- _TASK STATEMENT_
For the entries below, report the number of lines containing "Balance", without any other content.

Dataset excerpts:
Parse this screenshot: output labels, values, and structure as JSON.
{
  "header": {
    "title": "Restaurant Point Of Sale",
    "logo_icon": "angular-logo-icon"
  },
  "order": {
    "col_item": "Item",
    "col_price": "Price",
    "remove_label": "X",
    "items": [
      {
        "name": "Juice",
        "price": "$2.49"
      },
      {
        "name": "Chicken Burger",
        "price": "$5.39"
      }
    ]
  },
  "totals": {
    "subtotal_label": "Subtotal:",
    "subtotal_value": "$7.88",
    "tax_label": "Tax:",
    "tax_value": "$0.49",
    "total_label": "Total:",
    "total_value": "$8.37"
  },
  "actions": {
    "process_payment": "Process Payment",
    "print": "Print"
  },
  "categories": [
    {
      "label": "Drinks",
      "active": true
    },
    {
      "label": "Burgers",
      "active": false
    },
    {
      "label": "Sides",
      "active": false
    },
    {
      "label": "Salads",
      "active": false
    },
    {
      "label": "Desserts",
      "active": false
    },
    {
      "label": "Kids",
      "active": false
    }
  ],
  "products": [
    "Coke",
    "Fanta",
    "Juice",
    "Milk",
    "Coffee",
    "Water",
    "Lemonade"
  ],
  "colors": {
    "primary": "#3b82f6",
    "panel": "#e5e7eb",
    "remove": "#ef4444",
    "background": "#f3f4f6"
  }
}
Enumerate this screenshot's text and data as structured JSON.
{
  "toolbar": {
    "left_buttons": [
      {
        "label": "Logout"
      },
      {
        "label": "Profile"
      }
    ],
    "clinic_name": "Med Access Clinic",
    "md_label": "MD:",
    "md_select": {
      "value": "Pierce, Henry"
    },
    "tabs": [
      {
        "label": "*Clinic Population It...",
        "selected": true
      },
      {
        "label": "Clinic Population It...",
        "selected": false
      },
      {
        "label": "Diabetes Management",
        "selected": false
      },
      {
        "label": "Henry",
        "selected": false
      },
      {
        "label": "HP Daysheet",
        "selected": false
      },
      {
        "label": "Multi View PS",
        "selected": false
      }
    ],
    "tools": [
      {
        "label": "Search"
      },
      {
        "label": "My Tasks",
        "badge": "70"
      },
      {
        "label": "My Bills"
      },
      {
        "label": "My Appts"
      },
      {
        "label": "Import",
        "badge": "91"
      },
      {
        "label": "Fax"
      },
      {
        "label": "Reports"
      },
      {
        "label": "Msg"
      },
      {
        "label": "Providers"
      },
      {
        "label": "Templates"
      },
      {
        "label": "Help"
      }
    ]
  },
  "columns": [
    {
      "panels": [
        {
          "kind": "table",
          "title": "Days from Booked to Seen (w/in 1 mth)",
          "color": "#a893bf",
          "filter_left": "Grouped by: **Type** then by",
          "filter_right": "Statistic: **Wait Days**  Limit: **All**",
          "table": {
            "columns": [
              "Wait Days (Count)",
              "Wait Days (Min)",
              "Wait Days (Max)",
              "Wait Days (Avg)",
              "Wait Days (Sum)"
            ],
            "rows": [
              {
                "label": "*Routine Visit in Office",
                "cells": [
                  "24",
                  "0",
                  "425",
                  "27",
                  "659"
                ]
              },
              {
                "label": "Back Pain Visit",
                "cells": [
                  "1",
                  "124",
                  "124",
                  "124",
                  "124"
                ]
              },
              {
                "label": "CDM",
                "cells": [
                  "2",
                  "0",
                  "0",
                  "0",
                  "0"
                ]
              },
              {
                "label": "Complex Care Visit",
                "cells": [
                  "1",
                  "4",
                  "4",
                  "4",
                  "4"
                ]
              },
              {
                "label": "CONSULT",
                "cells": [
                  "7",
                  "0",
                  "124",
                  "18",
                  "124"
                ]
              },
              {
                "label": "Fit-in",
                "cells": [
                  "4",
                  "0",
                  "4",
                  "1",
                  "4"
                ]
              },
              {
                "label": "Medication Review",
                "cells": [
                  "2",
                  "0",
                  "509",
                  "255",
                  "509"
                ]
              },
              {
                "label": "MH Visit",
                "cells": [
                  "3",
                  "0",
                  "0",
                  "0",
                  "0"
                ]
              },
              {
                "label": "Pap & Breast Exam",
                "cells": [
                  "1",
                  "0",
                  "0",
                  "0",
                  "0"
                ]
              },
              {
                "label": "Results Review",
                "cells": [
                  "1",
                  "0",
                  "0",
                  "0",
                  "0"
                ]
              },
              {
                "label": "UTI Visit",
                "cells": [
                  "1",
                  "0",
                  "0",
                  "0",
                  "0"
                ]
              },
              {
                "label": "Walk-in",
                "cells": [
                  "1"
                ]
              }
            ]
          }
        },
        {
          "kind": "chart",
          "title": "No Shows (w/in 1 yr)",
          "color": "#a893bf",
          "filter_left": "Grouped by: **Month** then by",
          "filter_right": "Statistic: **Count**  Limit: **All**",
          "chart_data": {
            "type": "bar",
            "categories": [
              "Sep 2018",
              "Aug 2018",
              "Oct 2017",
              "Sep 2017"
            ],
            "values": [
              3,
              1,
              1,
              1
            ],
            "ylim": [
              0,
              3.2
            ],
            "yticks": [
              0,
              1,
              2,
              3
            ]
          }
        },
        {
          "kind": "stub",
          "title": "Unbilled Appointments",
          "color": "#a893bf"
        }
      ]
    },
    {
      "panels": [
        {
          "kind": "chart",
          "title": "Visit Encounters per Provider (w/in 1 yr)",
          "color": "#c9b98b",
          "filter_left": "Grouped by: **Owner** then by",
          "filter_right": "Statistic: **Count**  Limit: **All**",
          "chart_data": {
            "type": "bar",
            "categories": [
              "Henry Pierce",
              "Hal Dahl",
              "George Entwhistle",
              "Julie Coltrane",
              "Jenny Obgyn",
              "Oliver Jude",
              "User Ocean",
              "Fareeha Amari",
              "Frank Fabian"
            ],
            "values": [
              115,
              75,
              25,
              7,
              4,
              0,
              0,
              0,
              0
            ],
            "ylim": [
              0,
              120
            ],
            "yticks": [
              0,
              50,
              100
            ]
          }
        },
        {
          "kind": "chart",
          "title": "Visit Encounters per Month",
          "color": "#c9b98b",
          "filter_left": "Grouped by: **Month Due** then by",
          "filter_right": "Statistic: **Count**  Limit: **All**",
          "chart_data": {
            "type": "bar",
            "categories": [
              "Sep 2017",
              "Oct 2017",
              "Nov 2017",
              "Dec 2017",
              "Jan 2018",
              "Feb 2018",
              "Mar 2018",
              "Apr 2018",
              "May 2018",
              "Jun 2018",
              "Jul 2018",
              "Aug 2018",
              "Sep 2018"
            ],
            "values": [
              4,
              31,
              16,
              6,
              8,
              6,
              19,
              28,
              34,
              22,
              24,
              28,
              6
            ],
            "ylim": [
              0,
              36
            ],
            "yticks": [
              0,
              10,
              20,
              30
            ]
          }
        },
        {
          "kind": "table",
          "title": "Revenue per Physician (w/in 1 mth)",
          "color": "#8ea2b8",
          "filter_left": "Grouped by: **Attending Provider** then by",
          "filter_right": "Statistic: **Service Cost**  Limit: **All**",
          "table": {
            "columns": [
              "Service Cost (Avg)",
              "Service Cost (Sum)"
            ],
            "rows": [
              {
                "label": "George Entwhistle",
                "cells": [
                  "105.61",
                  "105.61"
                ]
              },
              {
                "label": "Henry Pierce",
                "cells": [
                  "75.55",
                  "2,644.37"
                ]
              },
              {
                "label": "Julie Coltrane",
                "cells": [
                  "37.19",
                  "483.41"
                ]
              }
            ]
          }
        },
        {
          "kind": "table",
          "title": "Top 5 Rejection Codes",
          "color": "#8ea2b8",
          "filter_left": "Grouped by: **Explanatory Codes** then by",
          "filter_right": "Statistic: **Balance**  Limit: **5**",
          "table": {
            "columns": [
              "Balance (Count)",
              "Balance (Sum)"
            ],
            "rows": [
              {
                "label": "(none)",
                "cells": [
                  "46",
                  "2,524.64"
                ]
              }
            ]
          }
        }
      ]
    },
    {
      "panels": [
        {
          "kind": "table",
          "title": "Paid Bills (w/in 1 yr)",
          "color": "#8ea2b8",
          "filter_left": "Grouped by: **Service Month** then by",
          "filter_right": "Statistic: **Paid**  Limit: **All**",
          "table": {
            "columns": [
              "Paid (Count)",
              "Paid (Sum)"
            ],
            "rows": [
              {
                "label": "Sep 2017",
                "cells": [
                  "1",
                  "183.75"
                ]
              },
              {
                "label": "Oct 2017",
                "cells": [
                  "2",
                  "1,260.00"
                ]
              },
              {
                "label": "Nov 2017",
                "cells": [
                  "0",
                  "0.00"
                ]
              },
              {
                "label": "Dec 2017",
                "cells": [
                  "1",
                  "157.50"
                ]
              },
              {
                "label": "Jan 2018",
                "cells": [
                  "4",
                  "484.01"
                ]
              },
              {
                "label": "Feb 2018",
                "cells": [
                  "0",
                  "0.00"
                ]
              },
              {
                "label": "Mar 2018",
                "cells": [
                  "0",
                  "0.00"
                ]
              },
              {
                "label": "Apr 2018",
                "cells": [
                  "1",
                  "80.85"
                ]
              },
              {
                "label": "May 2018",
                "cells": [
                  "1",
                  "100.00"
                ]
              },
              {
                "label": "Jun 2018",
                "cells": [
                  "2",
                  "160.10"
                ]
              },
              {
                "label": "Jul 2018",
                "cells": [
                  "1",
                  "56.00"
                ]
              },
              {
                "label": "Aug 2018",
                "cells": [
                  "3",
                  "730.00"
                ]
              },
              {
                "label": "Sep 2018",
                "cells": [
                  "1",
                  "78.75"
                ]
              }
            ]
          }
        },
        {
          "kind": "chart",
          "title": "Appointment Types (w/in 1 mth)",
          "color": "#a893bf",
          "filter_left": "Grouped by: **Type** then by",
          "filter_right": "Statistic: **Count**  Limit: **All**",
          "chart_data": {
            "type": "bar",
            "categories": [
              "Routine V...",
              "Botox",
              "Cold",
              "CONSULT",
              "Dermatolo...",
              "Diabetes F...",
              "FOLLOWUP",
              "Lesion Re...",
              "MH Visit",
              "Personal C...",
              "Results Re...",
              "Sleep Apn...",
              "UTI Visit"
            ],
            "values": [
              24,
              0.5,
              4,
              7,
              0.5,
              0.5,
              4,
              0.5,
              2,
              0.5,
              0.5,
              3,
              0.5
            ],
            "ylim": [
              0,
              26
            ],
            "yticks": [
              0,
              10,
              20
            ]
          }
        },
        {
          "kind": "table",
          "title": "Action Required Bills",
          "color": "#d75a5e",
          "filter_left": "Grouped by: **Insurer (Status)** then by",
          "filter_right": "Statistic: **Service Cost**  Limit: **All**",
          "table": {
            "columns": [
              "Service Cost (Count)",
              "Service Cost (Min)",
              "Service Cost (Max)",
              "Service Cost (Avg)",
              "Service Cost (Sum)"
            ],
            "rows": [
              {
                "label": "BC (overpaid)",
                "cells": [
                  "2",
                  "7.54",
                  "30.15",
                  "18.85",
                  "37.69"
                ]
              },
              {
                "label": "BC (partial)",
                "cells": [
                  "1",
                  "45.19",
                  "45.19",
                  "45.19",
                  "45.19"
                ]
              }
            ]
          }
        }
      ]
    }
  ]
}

- _WORKED SOLUTION_
3